Henry David Thoreau had already made three trips to Maine’s north woods by the time his essay “Walking” was published in the second half of 1862. He was also dead. Tuberculosis had taken him in May.
But that didn’t stop me from giving him a ride up north on the back of my motorcycle earlier this week — in spirit, at least. I put Portland in my rear view mirror on Monday morning and goosed it in the general direction of Greenville with my travel-stained copy of his essay stuffed in my back pocket.
“Walking” is all about wandering and wondering, of meandering and thinking. It extolls the virtues of walking with no purpose, of finding yourself or wisdom while lost in the woods. In it, he says no matter what his intentions are, when he goes out walking, he always finds himself going in the opposite direction of town.
I know what he means. I always end up motivating north, on two (or three) wheels when I need a break. I never go south. I love Portland, my city, my home. But I never head for a bigger metropolis when I need to get my head out of town. I always look for the trees.
I know motorcycling isn’t the same as walking. But I still love to “saunter” around on my bike, thinking aloud to myself, alone inside my helmet. I take random dirt roads. I have no set destination, most of the time. When the day ends, I string up my hammock in an inconspicuous place and snooze till dawn.
Thoreau thought “sauntering” came from the French “sans terre,” without land or a home.
I have met with but one or two persons in the course of my life who understood the art of Walking, that is, of taking walks, who had a genius, so to speak, for sauntering.
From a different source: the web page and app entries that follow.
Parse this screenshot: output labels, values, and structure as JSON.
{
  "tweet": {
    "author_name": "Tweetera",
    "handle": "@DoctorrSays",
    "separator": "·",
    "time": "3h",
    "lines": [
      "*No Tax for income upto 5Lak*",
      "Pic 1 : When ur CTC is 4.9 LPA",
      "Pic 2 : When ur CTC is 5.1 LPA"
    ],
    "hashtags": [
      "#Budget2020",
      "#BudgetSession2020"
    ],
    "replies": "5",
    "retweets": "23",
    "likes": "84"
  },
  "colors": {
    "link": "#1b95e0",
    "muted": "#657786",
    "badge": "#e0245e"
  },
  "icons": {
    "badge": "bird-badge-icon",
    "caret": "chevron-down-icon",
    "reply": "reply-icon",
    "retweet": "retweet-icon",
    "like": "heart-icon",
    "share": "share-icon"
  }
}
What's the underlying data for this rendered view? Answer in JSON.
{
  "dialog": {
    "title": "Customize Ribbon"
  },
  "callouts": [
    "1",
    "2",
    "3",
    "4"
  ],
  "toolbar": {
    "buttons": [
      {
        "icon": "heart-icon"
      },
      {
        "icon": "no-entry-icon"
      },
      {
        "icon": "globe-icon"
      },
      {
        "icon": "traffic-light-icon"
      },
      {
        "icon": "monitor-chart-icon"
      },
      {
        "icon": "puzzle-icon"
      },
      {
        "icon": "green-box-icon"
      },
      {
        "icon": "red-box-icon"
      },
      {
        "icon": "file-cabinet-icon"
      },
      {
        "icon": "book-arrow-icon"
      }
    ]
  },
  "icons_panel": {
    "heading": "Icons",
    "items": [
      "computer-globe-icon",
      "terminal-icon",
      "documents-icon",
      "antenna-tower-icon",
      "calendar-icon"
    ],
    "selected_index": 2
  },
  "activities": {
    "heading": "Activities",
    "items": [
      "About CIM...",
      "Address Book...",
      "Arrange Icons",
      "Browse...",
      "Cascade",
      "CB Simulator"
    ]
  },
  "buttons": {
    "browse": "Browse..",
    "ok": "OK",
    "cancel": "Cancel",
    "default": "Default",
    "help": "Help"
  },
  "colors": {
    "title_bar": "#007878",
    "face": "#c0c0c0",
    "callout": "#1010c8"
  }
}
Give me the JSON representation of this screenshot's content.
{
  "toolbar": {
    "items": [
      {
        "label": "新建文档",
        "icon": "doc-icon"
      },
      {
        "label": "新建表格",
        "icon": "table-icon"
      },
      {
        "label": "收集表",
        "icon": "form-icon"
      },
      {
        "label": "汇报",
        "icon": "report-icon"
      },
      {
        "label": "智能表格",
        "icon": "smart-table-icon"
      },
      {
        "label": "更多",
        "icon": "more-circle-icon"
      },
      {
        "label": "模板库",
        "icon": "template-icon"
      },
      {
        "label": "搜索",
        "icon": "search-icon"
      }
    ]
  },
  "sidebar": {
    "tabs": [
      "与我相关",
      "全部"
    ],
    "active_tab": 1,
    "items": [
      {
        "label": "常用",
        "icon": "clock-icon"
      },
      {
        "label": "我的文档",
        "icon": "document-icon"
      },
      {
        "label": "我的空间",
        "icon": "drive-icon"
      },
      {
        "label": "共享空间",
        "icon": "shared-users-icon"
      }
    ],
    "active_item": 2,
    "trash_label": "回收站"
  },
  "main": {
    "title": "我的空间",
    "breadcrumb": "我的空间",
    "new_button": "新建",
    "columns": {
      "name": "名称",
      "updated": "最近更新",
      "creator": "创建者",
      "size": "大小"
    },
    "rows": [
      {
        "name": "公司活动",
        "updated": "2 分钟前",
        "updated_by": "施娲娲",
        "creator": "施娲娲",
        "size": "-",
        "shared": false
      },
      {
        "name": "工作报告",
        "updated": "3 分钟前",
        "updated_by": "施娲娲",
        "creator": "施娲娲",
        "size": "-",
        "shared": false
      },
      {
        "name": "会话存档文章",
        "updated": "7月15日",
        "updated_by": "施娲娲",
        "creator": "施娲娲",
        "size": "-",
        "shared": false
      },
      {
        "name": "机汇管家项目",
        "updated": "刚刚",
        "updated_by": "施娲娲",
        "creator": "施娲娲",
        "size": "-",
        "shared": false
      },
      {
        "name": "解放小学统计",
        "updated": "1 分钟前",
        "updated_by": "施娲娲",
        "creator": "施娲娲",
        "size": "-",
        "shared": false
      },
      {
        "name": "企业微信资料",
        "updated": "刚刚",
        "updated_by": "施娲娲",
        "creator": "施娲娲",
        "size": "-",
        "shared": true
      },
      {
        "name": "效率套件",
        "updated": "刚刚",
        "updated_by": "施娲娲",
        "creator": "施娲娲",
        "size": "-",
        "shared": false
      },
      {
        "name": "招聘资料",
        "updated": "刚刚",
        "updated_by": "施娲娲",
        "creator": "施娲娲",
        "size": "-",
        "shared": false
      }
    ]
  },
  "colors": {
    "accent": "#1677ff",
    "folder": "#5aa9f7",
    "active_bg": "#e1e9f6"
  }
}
…therefore, in the good sense, will mean, having no particular home, but equally at home everywhere. For this is the secret of successful sauntering.
So, I saunter.
I still have a job. I still have bills to pay and appointments to keep. But the hours I spend in blissful ignorance of exactly where I am, are golden. In those moments, my exact location doesn’t matter. The world feels like home.
When I come out of my reverie, instead of clicking my heels to get home, I just twist the throttle and go south again. I’ll be back to town, back to reality, in a few hours.
This time out, I found myself at Onawa. It’s a village in Elliottsville Township. It boasts a lake and the tallest, longest railroad bridge in the state. The Central Maine and Quebec Railway bridge was built in 1931, replacing an older span. The Ship Pond Viaduct, as it’s more formally known, is 1,230 feet long and 130 feet high.
Above all, we cannot afford not to live in the present. He is blessed over all mortals who loses no moment of the passing life in remembering the past. Unless our philosophy hears the cock crow in every barn-yard within our horizon, it is belated. That sound commonly reminds us that we are growing rusty and antique in our employments and habits of thought.
By the end of the day, I’d found a windy point on Moosehead Lake to hang my bed for the night. I finished reading “Walking” again by the light of the sunset. I knew I had to go home in the morning. But I also knew, as Thoreau knew, that there’d be more sunsets in my future. And when my sunsets run out there’ll still be more for anyone who want to saunter off and find them.
We had a remarkable sunset one day last November. I was walking in a meadow the source of a small brook, when the sun at last, just before setting, after a cold grey day, reached a clear stratum in the horizon, and the softest brightest morning sun-light fell on the dry grass and on the stems of the trees in the opposite horizon, and on the leaves of the shrub-oaks on the hill-side, while our shadows stretched long over the meadow eastward, as if we were the only motes in its beams. It was such a light as we could not have imagined a moment before, and the air also was so warm and serene that nothing was wanting to make a paradise of that meadow. When we reflected that this was not a solitary phenomenon, never to happen again, but that it would happen forever and ever an infinite number of evenings, and cheer and reassure the latest child that walked there, it was more glorious still.